** DIRECTIONS **
Repeat these records exactly, pictures excluded.

** EXCERPTED DATA **
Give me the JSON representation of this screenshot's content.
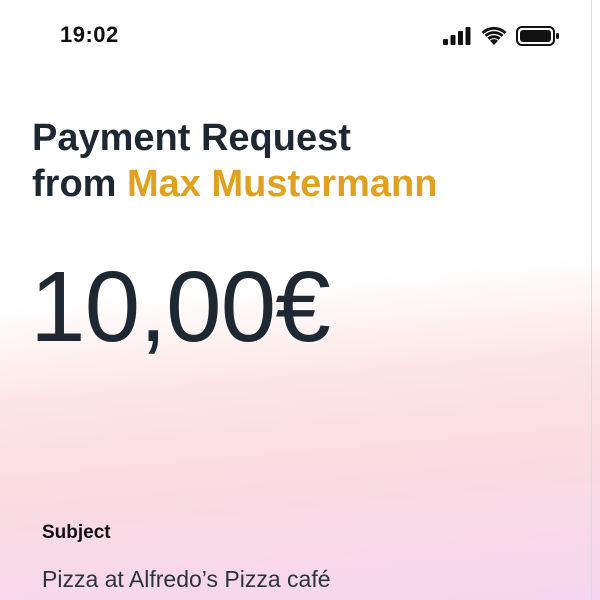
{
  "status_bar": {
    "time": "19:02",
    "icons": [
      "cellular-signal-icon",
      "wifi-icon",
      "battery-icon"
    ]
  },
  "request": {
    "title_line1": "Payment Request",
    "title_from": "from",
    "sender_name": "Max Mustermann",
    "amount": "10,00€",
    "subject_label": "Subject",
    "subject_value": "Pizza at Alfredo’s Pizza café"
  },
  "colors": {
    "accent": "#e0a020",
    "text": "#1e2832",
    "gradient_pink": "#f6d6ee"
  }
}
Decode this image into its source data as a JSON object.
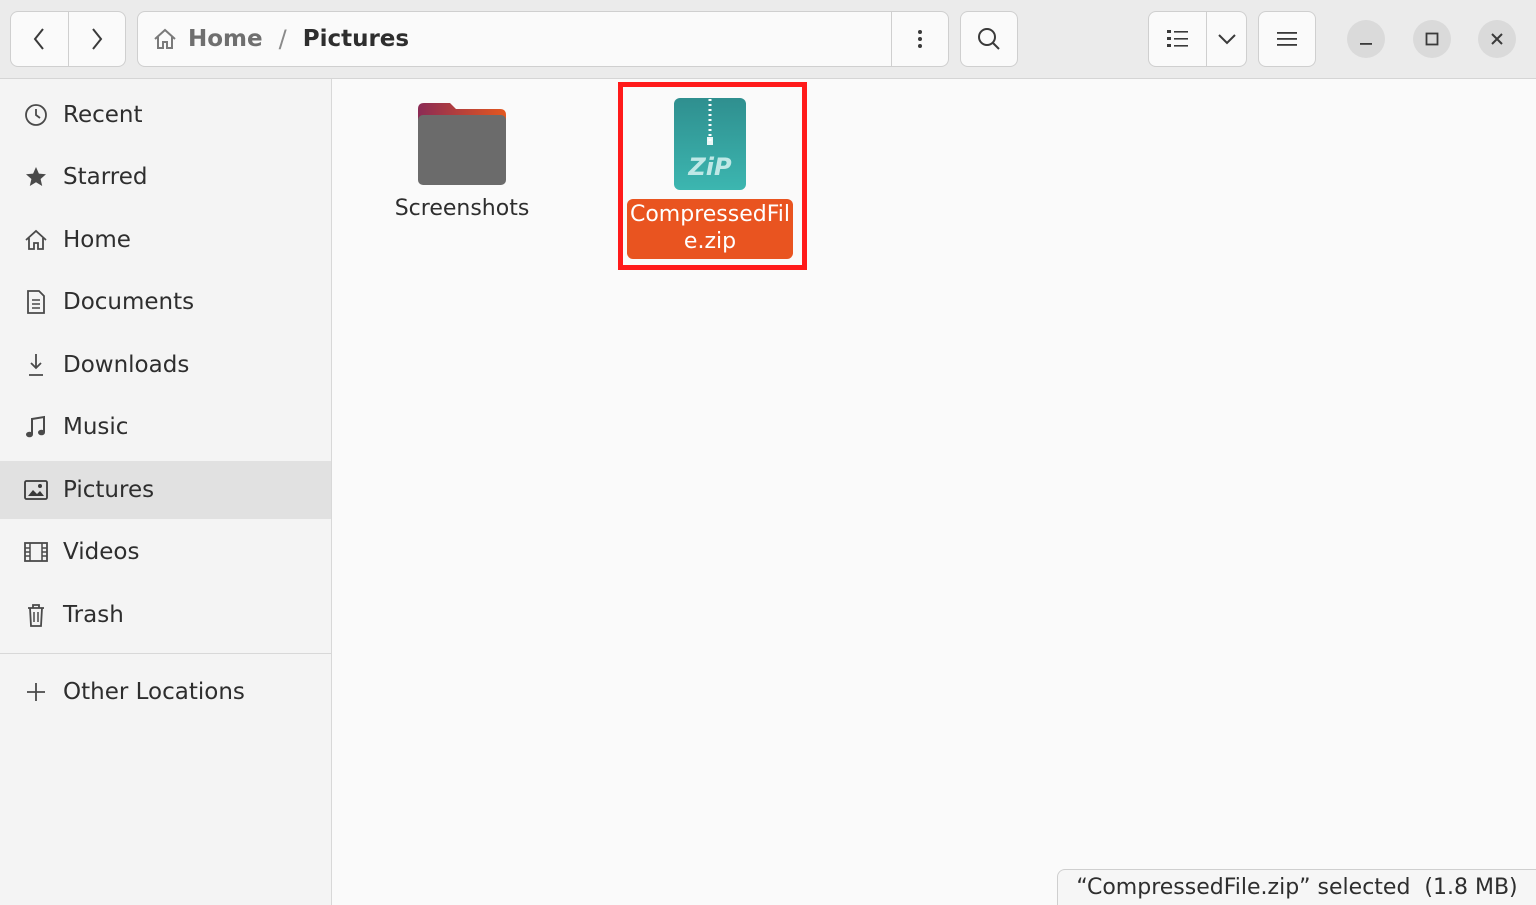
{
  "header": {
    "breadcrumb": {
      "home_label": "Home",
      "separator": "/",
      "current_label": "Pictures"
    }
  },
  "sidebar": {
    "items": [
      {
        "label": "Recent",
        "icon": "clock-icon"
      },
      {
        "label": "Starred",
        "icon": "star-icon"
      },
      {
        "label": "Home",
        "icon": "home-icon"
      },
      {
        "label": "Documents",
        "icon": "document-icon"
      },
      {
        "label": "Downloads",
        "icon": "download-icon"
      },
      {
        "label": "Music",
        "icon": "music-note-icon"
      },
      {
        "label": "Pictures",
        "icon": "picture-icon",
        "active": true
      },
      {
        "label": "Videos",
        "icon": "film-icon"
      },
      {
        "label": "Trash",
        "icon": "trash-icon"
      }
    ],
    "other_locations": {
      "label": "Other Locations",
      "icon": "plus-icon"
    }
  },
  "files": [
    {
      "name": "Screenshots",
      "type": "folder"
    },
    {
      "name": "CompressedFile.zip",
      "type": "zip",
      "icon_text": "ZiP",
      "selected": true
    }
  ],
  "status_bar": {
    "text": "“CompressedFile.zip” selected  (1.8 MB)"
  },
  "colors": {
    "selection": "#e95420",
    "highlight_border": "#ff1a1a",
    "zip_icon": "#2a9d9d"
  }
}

** PROBLEM SOLUTION **
Give me the JSON representation of this screenshot's content.
{
  "status_bar": {
    "time": "19:02",
    "icons": [
      "cellular-signal-icon",
      "wifi-icon",
      "battery-icon"
    ]
  },
  "request": {
    "title_line1": "Payment Request",
    "title_from": "from",
    "sender_name": "Max Mustermann",
    "amount": "10,00€",
    "subject_label": "Subject",
    "subject_value": "Pizza at Alfredo’s Pizza café"
  },
  "colors": {
    "accent": "#e0a020",
    "text": "#1e2832",
    "gradient_pink": "#f6d6ee"
  }
}
Decode this image into its source data as a JSON object.
{
  "header": {
    "breadcrumb": {
      "home_label": "Home",
      "separator": "/",
      "current_label": "Pictures"
    }
  },
  "sidebar": {
    "items": [
      {
        "label": "Recent",
        "icon": "clock-icon"
      },
      {
        "label": "Starred",
        "icon": "star-icon"
      },
      {
        "label": "Home",
        "icon": "home-icon"
      },
      {
        "label": "Documents",
        "icon": "document-icon"
      },
      {
        "label": "Downloads",
        "icon": "download-icon"
      },
      {
        "label": "Music",
        "icon": "music-note-icon"
      },
      {
        "label": "Pictures",
        "icon": "picture-icon",
        "active": true
      },
      {
        "label": "Videos",
        "icon": "film-icon"
      },
      {
        "label": "Trash",
        "icon": "trash-icon"
      }
    ],
    "other_locations": {
      "label": "Other Locations",
      "icon": "plus-icon"
    }
  },
  "files": [
    {
      "name": "Screenshots",
      "type": "folder"
    },
    {
      "name": "CompressedFile.zip",
      "type": "zip",
      "icon_text": "ZiP",
      "selected": true
    }
  ],
  "status_bar": {
    "text": "“CompressedFile.zip” selected  (1.8 MB)"
  },
  "colors": {
    "selection": "#e95420",
    "highlight_border": "#ff1a1a",
    "zip_icon": "#2a9d9d"
  }
}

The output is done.